Generational chasms, race and class preoccupy director Trey Edward Shults’ third filmWaves. At just 31, Shults is carving-out for himself a niche filming style, using immersive POV shots to showcase the psychological delineations of his characters, usually placing them within strained familial dynamics. In this instance, an overachieving high-schooler Tyler (an impressive bleach blond Kelvin Harrison Jr) of an upper-class black family in South Florida, who eventually snaps under the burdens of punishing expectations, toxic masculinity and an overbearing father, Ronald (Sterling K. Brown).
No one can fault Tyler for succumbing so dramatically to all his grueling external pressures. Spending his whole life under the strict regime of a controlling father, whose sole purpose in life into the ethos that a young black man needs to work twice as hard for a seat at the table; no place for mediocrity or sensitivity. Perhaps this resonates less for Trey and his peers a few generations, on one would hope the degrees of segregation have reduced slightly, yet this mindset is ubiquitous at home. After a serious shoulder injury develops which will inevitably hinders Tyler’s chances of professional wrestling, fear prohibits him from telling his dad, resorting to snorting oxycodone instead. Added to the mix, his girlfriend Alexis (Alexa Demie) ghosting him for his initial response to the news of her pregnancy, obviating him from any input into her decision. A relationship that Trey put in equal amounts of vigor as any other part of his life, the rejection hurts big time. A confrontation between the two takes on dramatic proportions, so much so that the film switches protagonist all together.
The camera now turns on to Trey’s younger sister Emily (Taylor Russell), almost invisible in the first part of the film as she and her parents are trying to deal with the aftermath, the reverberations of Tyler’s actions still ring loudly. The relationship between Ronald and Catherine (an exceptional Renee Elise Goldsberry) is souring by the day by the blame game, yet Emily’s newfound relationship with Luke (Lucas Hedges still playing 17-year-olds, 10 years into his career) is blossoming, providing an escape from the despair that has besieged her home.

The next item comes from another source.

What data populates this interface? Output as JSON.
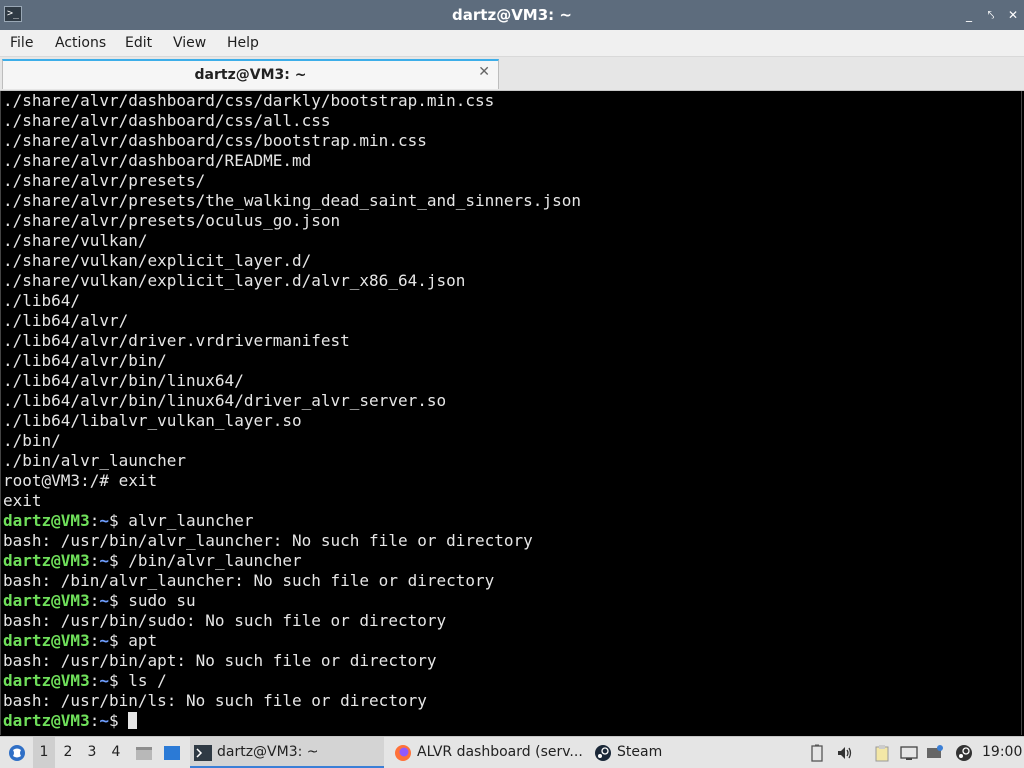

Waves is a dazzling film, undeniably affecting. Its a heady experience, tou become submerged into all this ethereal haziness, copious amounts of light and space. Conjuring a mood reminiscent of a Terence Malik film (Shults worked on his film sets ) yet the technicolor radiance of the Miami sun is very much Moonlight, but from the right side of the tracks; all sound-tracked to highbrow hip hop and Trent Reznor.
Shults uses intricate immersive techniques to delve into the psychological workings of his characters, using close-up shots and jerky POV angles. The same filming methods used in his exceptional debut Krisha, centered around a woman on the edge, full of vices. The actress Krisha Fairchild also makes a sweet cameo in Waves. Krisha’s arc of accelerating mental decline leading to a catastrophic crescendo is emulated to-the-tee in Trey’s high school experience.
Yet through all its beauty and its faultless cast, I couldn’t shake off a senstaion of lethargy attributed to a flactuating pace. To a small degree, but present nonetheless. Once the shocking events and dramatic switching of protagonist passess, we are in perpetual anticlimax; saved slightly by the absorbing friction between the parents, these interactions however are given limited screen time. The overemphasis on style, coupled by its rather simplistic message, makes it all feel rather reductive. Simultaneously Shults filming style, choice of resonating topics and the manner with which he interprets them is very fresh; using directorial tricks that capture perfectly one’s psychological unravelling and further normalizing it. This is vital in a world just now coming to terms with concepts such as mental health and well-being.